> [SUPPLIED INFORMATION]
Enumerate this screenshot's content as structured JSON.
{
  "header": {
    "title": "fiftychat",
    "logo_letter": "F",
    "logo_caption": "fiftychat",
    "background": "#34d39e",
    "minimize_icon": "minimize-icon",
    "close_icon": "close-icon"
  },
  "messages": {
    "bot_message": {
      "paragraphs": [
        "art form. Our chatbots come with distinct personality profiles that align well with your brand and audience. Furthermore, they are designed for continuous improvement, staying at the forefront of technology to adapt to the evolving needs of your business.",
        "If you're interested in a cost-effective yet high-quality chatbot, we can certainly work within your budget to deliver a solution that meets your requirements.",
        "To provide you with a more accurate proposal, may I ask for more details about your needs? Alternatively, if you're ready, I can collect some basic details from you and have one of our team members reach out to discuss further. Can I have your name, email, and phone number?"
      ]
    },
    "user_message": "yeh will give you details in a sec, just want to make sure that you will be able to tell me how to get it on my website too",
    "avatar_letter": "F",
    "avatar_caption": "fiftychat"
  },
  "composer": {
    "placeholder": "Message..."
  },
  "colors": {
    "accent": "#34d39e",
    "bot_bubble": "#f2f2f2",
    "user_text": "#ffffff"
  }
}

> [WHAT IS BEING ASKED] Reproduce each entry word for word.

> [WRITTEN SOLUTION]
Enumerate this screenshot's content as structured JSON.
{
  "header": {
    "title": "fiftychat",
    "logo_letter": "F",
    "logo_caption": "fiftychat",
    "background": "#34d39e",
    "minimize_icon": "minimize-icon",
    "close_icon": "close-icon"
  },
  "messages": {
    "bot_message": {
      "paragraphs": [
        "art form. Our chatbots come with distinct personality profiles that align well with your brand and audience. Furthermore, they are designed for continuous improvement, staying at the forefront of technology to adapt to the evolving needs of your business.",
        "If you're interested in a cost-effective yet high-quality chatbot, we can certainly work within your budget to deliver a solution that meets your requirements.",
        "To provide you with a more accurate proposal, may I ask for more details about your needs? Alternatively, if you're ready, I can collect some basic details from you and have one of our team members reach out to discuss further. Can I have your name, email, and phone number?"
      ]
    },
    "user_message": "yeh will give you details in a sec, just want to make sure that you will be able to tell me how to get it on my website too",
    "avatar_letter": "F",
    "avatar_caption": "fiftychat"
  },
  "composer": {
    "placeholder": "Message..."
  },
  "colors": {
    "accent": "#34d39e",
    "bot_bubble": "#f2f2f2",
    "user_text": "#ffffff"
  }
}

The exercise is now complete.